A delay in publishing the Bill to criminalise buying sexual services is “disappointing” and “regrettable” said rights groups.
It had been anticipated that Minister for Justice Frances Fitzgerald’s Criminal Law (Sexual Offences) Bill would be published before the Dáil summer recess so it could progress through the stages and be processed expeditiously.
However, that will not happen until the house reconvenes in September – 10 months after the heads of the Bill were published.
The delay means the process of bringing in new laws covering many areas – including child abuse, crimes against people with disabilities and increased monitoring of sex offenders – will not come into effect as early as hoped.
"While we are disappointed that the Sexual Offences Bill, which is expected to include laws targeting the buyers of sex, has not been published, we remain hopeful that it will become reality in early September," said Nusha Yonkova of the Immigrant Council of Ireland, and affiliate member of the Turn Off The Red Light campaign.
She added that there remains an urgent need to switch the punitive focus from those selling sexual services to purchasers, and said the Immigrant Council is hopeful the Bill will continue to attract unanimous cross-party support once it is back on the table in September, to prevent further delays.
A spokesman for the Department of Justice insisted the Sexual Offences Bill would be published later this year.

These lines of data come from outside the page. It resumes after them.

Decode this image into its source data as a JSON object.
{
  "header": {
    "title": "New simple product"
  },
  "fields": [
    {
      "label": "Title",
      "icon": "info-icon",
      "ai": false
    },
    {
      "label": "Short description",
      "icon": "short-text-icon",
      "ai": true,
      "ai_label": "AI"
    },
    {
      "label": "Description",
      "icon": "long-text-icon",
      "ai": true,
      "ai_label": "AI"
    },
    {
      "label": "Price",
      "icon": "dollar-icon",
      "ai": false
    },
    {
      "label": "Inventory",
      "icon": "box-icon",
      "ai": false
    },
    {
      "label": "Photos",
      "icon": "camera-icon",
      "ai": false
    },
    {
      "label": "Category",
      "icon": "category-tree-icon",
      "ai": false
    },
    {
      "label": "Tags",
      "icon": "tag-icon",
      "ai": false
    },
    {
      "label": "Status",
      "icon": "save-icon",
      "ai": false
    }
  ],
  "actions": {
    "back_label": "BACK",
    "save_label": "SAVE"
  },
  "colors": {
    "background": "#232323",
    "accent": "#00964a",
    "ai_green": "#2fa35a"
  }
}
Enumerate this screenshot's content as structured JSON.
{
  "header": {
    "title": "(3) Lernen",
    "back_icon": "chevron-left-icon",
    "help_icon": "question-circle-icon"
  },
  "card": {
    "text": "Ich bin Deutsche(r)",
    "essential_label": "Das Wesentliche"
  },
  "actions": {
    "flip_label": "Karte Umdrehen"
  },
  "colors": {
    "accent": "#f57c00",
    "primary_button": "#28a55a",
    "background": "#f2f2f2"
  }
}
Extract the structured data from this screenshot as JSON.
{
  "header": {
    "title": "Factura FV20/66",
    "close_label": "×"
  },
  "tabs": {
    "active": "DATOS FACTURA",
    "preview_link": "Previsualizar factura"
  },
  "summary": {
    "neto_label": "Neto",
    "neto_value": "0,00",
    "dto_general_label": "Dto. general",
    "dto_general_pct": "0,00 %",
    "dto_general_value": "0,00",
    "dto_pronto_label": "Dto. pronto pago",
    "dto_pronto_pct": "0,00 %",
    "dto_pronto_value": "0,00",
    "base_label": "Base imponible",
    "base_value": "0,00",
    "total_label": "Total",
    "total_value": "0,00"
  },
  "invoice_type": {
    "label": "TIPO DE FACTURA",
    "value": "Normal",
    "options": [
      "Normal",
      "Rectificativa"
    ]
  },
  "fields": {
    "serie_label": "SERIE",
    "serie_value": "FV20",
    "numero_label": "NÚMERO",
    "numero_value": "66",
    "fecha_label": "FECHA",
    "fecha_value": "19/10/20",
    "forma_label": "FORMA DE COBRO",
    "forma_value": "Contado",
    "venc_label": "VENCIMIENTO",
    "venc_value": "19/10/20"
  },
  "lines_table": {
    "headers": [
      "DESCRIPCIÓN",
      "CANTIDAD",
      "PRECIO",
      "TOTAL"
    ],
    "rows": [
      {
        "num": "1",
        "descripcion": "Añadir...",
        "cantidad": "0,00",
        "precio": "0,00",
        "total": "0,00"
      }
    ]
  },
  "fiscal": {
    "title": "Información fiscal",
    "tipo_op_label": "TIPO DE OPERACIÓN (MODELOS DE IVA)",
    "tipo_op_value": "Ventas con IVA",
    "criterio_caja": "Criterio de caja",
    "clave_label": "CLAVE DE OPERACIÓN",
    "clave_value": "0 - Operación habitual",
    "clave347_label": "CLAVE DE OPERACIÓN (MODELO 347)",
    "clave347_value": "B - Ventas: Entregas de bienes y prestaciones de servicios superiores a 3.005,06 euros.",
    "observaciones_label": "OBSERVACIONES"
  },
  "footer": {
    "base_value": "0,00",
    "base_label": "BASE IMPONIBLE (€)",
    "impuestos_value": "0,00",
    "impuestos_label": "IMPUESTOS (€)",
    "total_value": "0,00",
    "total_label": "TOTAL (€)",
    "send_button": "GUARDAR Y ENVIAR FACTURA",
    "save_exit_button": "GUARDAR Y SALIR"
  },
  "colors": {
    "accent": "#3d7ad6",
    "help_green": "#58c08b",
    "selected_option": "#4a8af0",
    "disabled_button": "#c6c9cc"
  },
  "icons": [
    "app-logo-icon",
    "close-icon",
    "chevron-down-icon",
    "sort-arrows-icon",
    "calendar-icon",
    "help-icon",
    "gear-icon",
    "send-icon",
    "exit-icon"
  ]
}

"Some of the children's offences are urgent. Time is of the essence and, with some of the new stuff around grooming . . . gaps need filling," said Rape Crisis Network Ireland director Cliona Saidlear.
“But it’s also important that every part of this works and it’s the best legislation possible for victims of crime. It’s a piece of legislation that is much anticipated, we’ve been working into it for a very long time but it is an enormous piece of legislation and very important.”